§ **Your instructions**:
When you respond, write out each entry exactly as it stands.
_ _ _ _ _ _ _
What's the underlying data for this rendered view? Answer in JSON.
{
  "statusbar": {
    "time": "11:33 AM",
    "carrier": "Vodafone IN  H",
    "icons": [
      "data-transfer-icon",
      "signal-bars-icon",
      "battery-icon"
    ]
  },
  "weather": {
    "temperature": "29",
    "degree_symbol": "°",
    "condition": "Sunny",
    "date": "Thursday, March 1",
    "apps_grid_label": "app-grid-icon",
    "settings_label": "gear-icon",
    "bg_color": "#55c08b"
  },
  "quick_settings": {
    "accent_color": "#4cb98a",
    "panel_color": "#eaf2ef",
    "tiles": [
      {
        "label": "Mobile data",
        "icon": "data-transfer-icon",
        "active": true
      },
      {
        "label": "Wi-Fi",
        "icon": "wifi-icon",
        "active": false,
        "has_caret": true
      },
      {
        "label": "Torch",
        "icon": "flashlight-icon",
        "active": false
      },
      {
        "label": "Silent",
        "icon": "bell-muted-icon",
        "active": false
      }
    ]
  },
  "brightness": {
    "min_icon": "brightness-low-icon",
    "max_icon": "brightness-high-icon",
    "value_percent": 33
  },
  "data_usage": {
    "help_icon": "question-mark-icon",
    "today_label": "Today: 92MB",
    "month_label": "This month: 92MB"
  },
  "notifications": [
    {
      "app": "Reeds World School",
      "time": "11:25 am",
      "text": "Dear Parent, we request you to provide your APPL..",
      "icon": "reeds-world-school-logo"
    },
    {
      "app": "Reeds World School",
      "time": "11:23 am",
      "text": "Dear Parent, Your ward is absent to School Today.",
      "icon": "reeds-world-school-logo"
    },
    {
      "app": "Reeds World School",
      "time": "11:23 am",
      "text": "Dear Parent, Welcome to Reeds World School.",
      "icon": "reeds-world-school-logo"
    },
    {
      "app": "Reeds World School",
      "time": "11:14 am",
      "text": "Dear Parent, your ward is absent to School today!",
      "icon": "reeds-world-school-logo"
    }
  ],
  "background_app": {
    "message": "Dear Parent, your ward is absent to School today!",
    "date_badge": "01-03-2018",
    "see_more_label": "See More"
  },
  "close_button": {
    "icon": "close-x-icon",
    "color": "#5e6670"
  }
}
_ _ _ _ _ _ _
§ **Exercise solution**:
What's the underlying data for this rendered view? Answer in JSON.
{
  "statusbar": {
    "time": "11:33 AM",
    "carrier": "Vodafone IN  H",
    "icons": [
      "data-transfer-icon",
      "signal-bars-icon",
      "battery-icon"
    ]
  },
  "weather": {
    "temperature": "29",
    "degree_symbol": "°",
    "condition": "Sunny",
    "date": "Thursday, March 1",
    "apps_grid_label": "app-grid-icon",
    "settings_label": "gear-icon",
    "bg_color": "#55c08b"
  },
  "quick_settings": {
    "accent_color": "#4cb98a",
    "panel_color": "#eaf2ef",
    "tiles": [
      {
        "label": "Mobile data",
        "icon": "data-transfer-icon",
        "active": true
      },
      {
        "label": "Wi-Fi",
        "icon": "wifi-icon",
        "active": false,
        "has_caret": true
      },
      {
        "label": "Torch",
        "icon": "flashlight-icon",
        "active": false
      },
      {
        "label": "Silent",
        "icon": "bell-muted-icon",
        "active": false
      }
    ]
  },
  "brightness": {
    "min_icon": "brightness-low-icon",
    "max_icon": "brightness-high-icon",
    "value_percent": 33
  },
  "data_usage": {
    "help_icon": "question-mark-icon",
    "today_label": "Today: 92MB",
    "month_label": "This month: 92MB"
  },
  "notifications": [
    {
      "app": "Reeds World School",
      "time": "11:25 am",
      "text": "Dear Parent, we request you to provide your APPL..",
      "icon": "reeds-world-school-logo"
    },
    {
      "app": "Reeds World School",
      "time": "11:23 am",
      "text": "Dear Parent, Your ward is absent to School Today.",
      "icon": "reeds-world-school-logo"
    },
    {
      "app": "Reeds World School",
      "time": "11:23 am",
      "text": "Dear Parent, Welcome to Reeds World School.",
      "icon": "reeds-world-school-logo"
    },
    {
      "app": "Reeds World School",
      "time": "11:14 am",
      "text": "Dear Parent, your ward is absent to School today!",
      "icon": "reeds-world-school-logo"
    }
  ],
  "background_app": {
    "message": "Dear Parent, your ward is absent to School today!",
    "date_badge": "01-03-2018",
    "see_more_label": "See More"
  },
  "close_button": {
    "icon": "close-x-icon",
    "color": "#5e6670"
  }
}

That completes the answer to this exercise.